not certainties. Another difficult with the whole model of
a climax community has to do with the idea of an ecosystem eventually stabilizing. That word “stable,” whenever it’s used in
a sentence that also includes the word “ecology,” you can pretty much be sure it’s being used
wrong, because stability never happens. There are always disturbances happening all
the time in every ecosystem. A small portion of the forest might burn,
a windstorm might take out a bunch of trees, some yee-haw might rent himself a backhoe one weekend and clear himself a little patch of heaven on the mountain beside his house because he’s
got nothing better to do. Who knows?
Stuff happens! So instead of ending in some fixed, stable
climax community, we now know that an ecosystem is in later
successional stages if it has high biodiversity — lots and lots of biodiversity. And the only way biodiversity could be high is if there are tons of little niches for all those species to fit into. And the only way there could be that many
niches is if, instead of a single community, an ecosystem is actually made up of thousands
of tiny communities — a mosaic of habitats where specific communities
of different organisms lived.

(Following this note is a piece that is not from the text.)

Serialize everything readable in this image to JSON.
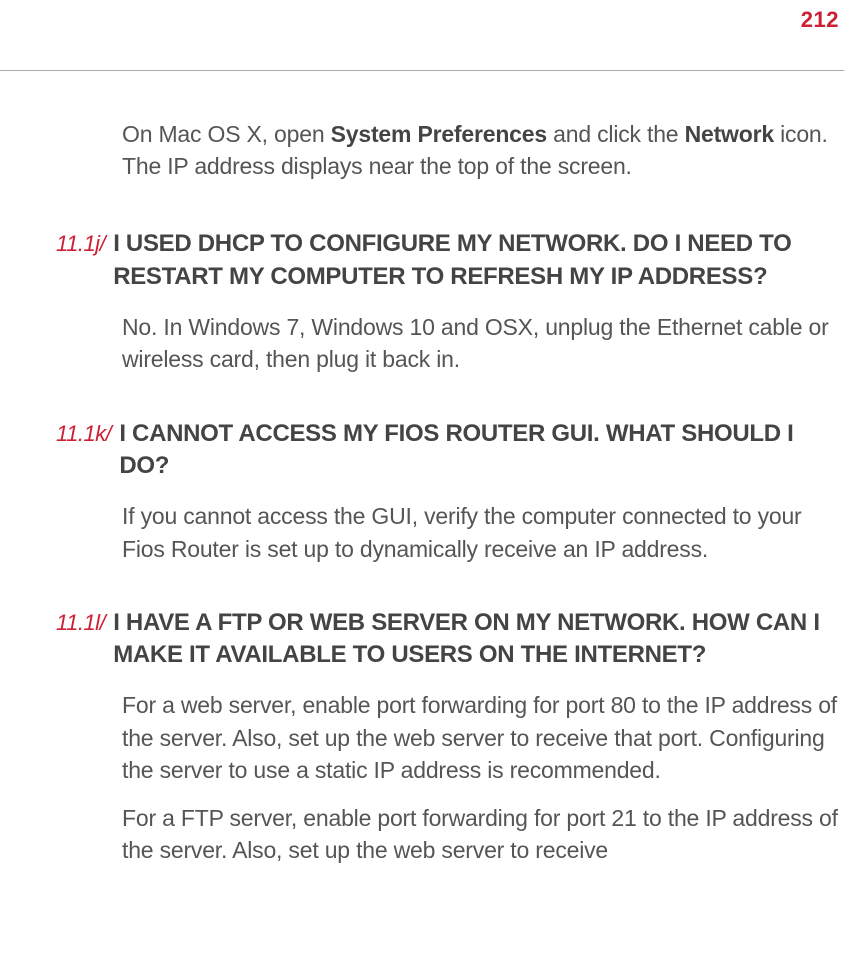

Such mosaics of niches are created by disturbances over time, with everything always changing here and there, but it’s important that these disturbances
be of the right kind and the right scale. Because it turns out that the kind of disturbances

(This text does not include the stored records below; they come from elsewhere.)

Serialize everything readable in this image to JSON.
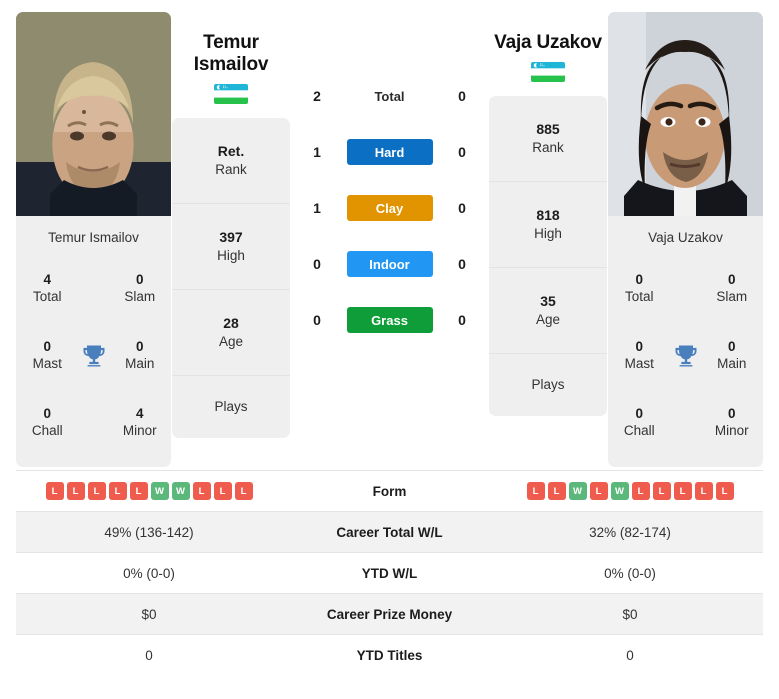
{
  "players": {
    "left": {
      "name_line1": "Temur",
      "name_line2": "Ismailov",
      "full_name": "Temur Ismailov",
      "flag": "uzbekistan-flag",
      "rank": "Ret.",
      "rank_label": "Rank",
      "high": "397",
      "high_label": "High",
      "age": "28",
      "age_label": "Age",
      "plays_label": "Plays",
      "titles": {
        "total": "4",
        "total_label": "Total",
        "slam": "0",
        "slam_label": "Slam",
        "mast": "0",
        "mast_label": "Mast",
        "main": "0",
        "main_label": "Main",
        "chall": "0",
        "chall_label": "Chall",
        "minor": "4",
        "minor_label": "Minor"
      },
      "surface_wins": {
        "total": "2",
        "hard": "1",
        "clay": "1",
        "indoor": "0",
        "grass": "0"
      },
      "form": [
        "L",
        "L",
        "L",
        "L",
        "L",
        "W",
        "W",
        "L",
        "L",
        "L"
      ],
      "career_total_wl": "49% (136-142)",
      "ytd_wl": "0% (0-0)",
      "career_prize_money": "$0",
      "ytd_titles": "0"
    },
    "right": {
      "name_line1": "Vaja Uzakov",
      "name_line2": "",
      "full_name": "Vaja Uzakov",
      "flag": "uzbekistan-flag",
      "rank": "885",
      "rank_label": "Rank",
      "high": "818",
      "high_label": "High",
      "age": "35",
      "age_label": "Age",
      "plays_label": "Plays",
      "titles": {
        "total": "0",
        "total_label": "Total",
        "slam": "0",
        "slam_label": "Slam",
        "mast": "0",
        "mast_label": "Mast",
        "main": "0",
        "main_label": "Main",
        "chall": "0",
        "chall_label": "Chall",
        "minor": "0",
        "minor_label": "Minor"
      },
      "surface_wins": {
        "total": "0",
        "hard": "0",
        "clay": "0",
        "indoor": "0",
        "grass": "0"
      },
      "form": [
        "L",
        "L",
        "W",
        "L",
        "W",
        "L",
        "L",
        "L",
        "L",
        "L"
      ],
      "career_total_wl": "32% (82-174)",
      "ytd_wl": "0% (0-0)",
      "career_prize_money": "$0",
      "ytd_titles": "0"
    }
  },
  "surfaces": {
    "total_label": "Total",
    "hard_label": "Hard",
    "clay_label": "Clay",
    "indoor_label": "Indoor",
    "grass_label": "Grass",
    "colors": {
      "hard": "#0b6fc4",
      "clay": "#e29400",
      "indoor": "#2196f3",
      "grass": "#0f9d3a"
    }
  },
  "table": {
    "form_label": "Form",
    "career_total_wl_label": "Career Total W/L",
    "ytd_wl_label": "YTD W/L",
    "career_prize_money_label": "Career Prize Money",
    "ytd_titles_label": "YTD Titles"
  },
  "theme": {
    "card_bg": "#efefef",
    "win_color": "#5cb87a",
    "loss_color": "#ef5b4c",
    "trophy_color": "#4a7fbe"
  }
}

that have the greatest effect on biodiversity are the most moderate disturbances. When ecologists figured this out, they decided

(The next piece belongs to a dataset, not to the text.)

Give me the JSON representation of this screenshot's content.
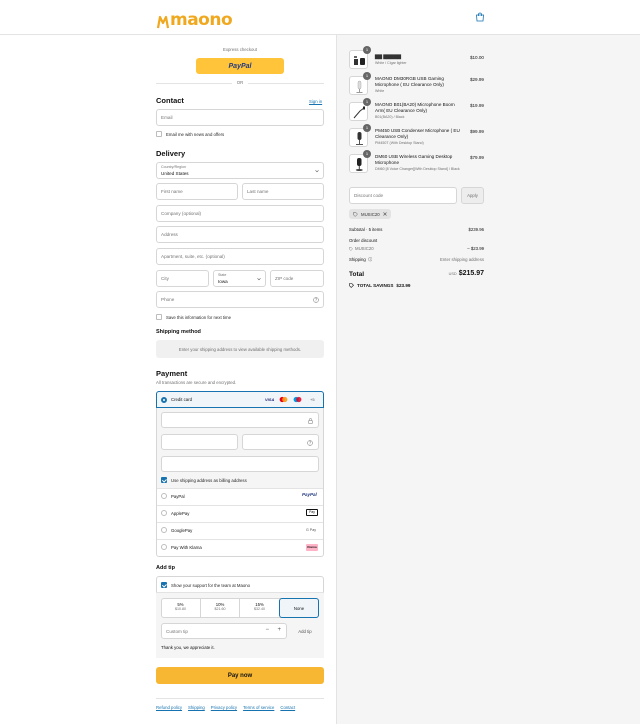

to call it the Intermediate Disturbance Hypothesis, because it hypothesizes that intermediate disturbances — not too big and not too little — are ideal. See, just a little disturbance, like a falling tree or something, isn’t really enough to change the game. On the other hand, a really severe disturbance
like getting covered with lava would take the community all the way back to asteroid-wipeout
level primary succession. But every nice mid-level disturbance creates its own habitat at its own stage of succession with its own unique niches. More niches means more biodiversity, and more biodiversity means more stability and healthier ecosystems. Even if two disturbances happen in two different areas with roughly the same climate at the same time, the stochastic nature of ecosystems mean that the two areas might recover in completely different ways, leading to even more niches and more biodiversity. Now, this does not mean that you should go rent a backhoe tomorrow and cut a swath into the wilderness. It’s just suggesting that a medium level of disturbance is natural and normal and good for an ecosystem; it keeps everybody on their toes. And like I said, disturbance happens, and
by and large we should let it happen. This too is a relatively new idea in ecology. In fact, for most of the history of public
land management in the US, great swaths of forest were not allowed to burn. People considered the purpose of forests to
be wood production, and you don’t want to burn down some trees
that are going to make you a bunch of money. But because of the lack of intermediate disturbances
over a long period of time, we ended up with catastrophic fires like the one that torched Yellowstone National Park back in 1988. A single lightning strike totally annihilated
almost 800,000 acres of public forest because the ecosystem hadn’t been allowed to indulge in a nice, leisurely burn every now and then. But now, those forests have undergone more
than 20 years of succession, and some parts have even re-burned at a more
intermediate level, creating a nice, high-biodiversity mosaic
of habitats. And it’s gorgeous, you should come visit it
sometime. And that is ecological succession for you. How destruction and disturbance lead to beauty and diversity. Just remember what my main man Heraclitus said and you’ll be good: the only constant is change. Thank you for watching this episode of Crash
Course: Ecology, and thank you to everyone who helped us put
this episode together. If you want to review any of the concepts that we studied today, there’s the table of contents over there. And if you have any questions or ideas or
comments, we’re on Facebook and Twitter and of course, down in the comments below.
We’ll see you next time.